Dataset rows describing interfaces
--------
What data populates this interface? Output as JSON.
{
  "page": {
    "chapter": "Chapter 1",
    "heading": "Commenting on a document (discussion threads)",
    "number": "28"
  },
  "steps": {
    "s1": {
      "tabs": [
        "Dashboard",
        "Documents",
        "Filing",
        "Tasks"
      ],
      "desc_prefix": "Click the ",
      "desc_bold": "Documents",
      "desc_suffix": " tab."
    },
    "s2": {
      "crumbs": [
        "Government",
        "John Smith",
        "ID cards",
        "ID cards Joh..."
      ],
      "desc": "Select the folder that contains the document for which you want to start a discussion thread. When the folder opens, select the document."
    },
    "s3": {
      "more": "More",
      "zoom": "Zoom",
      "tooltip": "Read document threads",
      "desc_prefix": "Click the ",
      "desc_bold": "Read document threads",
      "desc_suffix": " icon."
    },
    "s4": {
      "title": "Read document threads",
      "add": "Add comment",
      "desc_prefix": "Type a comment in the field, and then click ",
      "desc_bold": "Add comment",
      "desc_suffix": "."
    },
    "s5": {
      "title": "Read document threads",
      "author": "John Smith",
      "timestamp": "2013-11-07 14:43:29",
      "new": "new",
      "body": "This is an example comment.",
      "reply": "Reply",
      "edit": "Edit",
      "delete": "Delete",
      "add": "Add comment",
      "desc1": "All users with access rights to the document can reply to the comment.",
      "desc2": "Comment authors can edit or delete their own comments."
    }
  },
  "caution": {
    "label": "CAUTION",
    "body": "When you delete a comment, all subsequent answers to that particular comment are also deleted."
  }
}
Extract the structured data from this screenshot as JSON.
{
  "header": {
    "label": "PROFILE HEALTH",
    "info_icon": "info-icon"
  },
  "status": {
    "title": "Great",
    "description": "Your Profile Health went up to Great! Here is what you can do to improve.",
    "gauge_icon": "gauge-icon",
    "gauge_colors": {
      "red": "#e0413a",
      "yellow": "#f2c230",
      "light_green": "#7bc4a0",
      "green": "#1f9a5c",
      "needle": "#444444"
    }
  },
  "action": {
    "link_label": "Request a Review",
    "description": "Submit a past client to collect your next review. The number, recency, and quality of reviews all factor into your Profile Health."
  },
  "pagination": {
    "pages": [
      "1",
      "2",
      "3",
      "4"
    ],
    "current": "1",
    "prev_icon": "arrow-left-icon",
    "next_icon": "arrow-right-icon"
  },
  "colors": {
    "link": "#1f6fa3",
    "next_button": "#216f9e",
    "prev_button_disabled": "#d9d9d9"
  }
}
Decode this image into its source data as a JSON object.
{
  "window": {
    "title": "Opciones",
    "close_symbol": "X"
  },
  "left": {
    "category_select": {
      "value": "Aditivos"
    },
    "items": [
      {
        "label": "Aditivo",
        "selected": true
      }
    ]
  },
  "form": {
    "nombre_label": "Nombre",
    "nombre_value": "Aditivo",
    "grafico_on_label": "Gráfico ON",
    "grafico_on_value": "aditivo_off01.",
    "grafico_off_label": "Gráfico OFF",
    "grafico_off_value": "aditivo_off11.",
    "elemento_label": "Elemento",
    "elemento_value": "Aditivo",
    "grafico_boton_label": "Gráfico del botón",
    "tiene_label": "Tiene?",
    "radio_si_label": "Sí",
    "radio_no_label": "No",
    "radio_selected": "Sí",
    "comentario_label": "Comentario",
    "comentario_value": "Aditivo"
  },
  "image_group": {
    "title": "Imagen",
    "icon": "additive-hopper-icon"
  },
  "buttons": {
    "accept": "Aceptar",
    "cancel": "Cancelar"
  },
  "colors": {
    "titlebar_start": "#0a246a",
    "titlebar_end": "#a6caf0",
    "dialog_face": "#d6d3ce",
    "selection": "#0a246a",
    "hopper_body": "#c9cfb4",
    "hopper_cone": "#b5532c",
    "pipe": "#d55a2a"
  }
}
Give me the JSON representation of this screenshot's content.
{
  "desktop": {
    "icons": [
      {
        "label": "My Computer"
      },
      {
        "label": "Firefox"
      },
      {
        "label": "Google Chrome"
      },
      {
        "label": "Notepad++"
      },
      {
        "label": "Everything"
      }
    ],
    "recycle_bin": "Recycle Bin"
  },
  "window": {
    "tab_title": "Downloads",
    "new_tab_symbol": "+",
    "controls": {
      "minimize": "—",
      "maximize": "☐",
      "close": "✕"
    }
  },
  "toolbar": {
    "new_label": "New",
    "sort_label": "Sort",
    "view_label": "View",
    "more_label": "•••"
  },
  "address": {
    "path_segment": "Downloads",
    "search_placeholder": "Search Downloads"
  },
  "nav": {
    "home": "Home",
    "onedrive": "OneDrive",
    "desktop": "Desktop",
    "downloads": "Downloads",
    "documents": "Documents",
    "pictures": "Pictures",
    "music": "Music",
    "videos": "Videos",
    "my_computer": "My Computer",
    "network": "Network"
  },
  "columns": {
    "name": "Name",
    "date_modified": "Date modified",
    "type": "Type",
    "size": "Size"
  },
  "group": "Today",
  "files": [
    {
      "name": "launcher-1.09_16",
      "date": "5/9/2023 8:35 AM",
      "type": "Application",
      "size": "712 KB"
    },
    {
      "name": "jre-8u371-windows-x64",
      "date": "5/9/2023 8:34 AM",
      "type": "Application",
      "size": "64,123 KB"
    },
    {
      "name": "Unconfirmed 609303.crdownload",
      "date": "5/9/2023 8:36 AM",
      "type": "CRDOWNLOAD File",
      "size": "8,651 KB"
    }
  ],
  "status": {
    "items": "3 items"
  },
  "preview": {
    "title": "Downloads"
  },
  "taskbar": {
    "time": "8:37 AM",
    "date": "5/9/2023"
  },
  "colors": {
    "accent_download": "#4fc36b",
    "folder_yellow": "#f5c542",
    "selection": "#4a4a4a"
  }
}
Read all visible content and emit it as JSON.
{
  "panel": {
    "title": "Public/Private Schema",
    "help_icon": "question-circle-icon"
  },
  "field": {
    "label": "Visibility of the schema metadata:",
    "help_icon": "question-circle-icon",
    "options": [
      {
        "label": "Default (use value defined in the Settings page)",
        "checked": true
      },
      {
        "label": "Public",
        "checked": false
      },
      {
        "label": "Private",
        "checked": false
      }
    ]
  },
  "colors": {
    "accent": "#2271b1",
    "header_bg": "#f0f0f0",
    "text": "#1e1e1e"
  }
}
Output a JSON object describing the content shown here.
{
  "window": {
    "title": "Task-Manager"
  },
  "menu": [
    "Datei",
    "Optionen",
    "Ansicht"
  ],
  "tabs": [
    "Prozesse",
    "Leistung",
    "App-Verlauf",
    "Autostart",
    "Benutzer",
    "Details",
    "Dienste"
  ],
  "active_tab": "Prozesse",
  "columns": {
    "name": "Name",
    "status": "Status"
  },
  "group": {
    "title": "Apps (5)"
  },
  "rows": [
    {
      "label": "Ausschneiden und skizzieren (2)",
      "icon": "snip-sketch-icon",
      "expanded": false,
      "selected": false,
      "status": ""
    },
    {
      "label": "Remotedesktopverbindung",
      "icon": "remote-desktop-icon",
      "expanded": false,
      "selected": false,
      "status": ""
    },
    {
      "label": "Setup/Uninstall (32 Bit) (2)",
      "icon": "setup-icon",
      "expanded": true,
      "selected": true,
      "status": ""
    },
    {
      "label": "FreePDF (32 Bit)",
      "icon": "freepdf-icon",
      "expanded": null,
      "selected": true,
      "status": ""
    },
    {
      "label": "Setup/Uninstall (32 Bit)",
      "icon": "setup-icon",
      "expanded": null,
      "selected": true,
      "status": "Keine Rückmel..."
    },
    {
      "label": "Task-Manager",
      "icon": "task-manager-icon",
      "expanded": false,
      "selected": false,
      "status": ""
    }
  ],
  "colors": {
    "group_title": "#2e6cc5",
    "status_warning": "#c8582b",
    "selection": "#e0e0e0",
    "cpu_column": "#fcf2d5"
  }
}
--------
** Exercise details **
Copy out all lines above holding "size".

** Output **
    "size": "Size"
      "size": "712 KB"
      "size": "64,123 KB"
      "size": "8,651 KB"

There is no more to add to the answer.